on a mechanism or the discomfort caused to passengers in a vehicle. The movement of
delicate instruments needs to be kept within specified limits of jerk as well as acceleration
to avoid damage. When designing a train the engineers will typically be required to keep
the jerk less than 2 metres per second cubed for passenger comfort. In the aerospace indu-
stry they even have such a thing as a jerkmeter; an instrument for measuring jerk.
In the case of the Hubble space telescope, the engineers are said to have even gone as far
as specifying limits on the magnitude of the fourth derivative.

The term jounce has been used for the fourth derivative, i.e. the rate of increase of jerk, but
it has the drawback of using the same initial letter as jerk so it is not clear which symbol
to use. According this convention, According to this convention, the terms flounce and
pounce have been proposed for the fifth derivative and the sixth derivative. Another less
serious suggestion is snap (symbol s), crackle (symbol c) and pop (symbol ℘) for the 4th,
5th and 6th derivatives respectively. Higher derivatives do not yet have names because
they do not come up very often.

I
What is the term used for the third derivative of position?

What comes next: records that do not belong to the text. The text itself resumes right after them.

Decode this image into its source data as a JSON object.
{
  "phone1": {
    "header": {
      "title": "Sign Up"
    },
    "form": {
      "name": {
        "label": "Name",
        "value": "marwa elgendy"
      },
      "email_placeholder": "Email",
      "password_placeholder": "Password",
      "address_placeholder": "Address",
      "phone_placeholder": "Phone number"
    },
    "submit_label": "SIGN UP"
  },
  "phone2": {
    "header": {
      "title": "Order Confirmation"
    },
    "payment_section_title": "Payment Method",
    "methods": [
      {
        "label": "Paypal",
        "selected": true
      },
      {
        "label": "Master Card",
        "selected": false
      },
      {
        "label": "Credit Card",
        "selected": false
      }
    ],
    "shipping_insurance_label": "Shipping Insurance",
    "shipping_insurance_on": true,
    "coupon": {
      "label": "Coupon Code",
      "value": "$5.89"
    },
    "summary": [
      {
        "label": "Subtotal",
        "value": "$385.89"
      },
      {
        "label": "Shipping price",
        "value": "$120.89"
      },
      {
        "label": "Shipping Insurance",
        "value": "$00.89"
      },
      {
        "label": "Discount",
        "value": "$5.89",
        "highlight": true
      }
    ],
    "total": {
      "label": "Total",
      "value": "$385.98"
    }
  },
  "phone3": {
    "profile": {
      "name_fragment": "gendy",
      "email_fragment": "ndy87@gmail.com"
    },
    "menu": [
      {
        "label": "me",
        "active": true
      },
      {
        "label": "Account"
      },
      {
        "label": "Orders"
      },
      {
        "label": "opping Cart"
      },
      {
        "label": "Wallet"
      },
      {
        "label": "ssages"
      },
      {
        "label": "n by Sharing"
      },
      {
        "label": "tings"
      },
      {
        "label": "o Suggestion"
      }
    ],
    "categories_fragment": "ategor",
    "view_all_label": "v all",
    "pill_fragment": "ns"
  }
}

Regarding the dynamic translational quantities, since the rate of increase of momentum
(symbol p) is force (symbol F) is it seems necessary to find terms for higher derivatives
of force too. So far yank (symbol Y) has been suggested for rate of increase of force, tug
(symbol T) for rate of increase of yank, snatch (symbol S) for rate of increase of tug and
shake (symbol S ) for rate of increase of snatch.
A similar reasoning can be done for the dynamic rotary quantities, in fact, when the refe-
rence point is motion less, the rate increase of angular momentum (symbol p), the moment
of momentum, is torque (symbol M), the moment of force, so for rate increase of torque
has been proposed rotatum (symbol P), gyratum (symbol G) for rate increase of rotatum,
versum (symbol V) for rate increase of gyratum and volutum (symbol V ) for rate increase
of versum.
Needless to say, none of these are in any kind of standards, yet. We just made them up on
usenet.

## Now class, repeat after me, if mass is constant...

Momentum equals mass times velocity and its moment is angular momentum!
Force equals mass times acceleration and its moment is torque!
Yank equals mass times jerk and its moment is rotatum!
Tug equals mass times snap and its moment is gyratum!
Snatch equals mass times crackle and its moment is versum!
Shake equals mass times pop and its moment is volutum!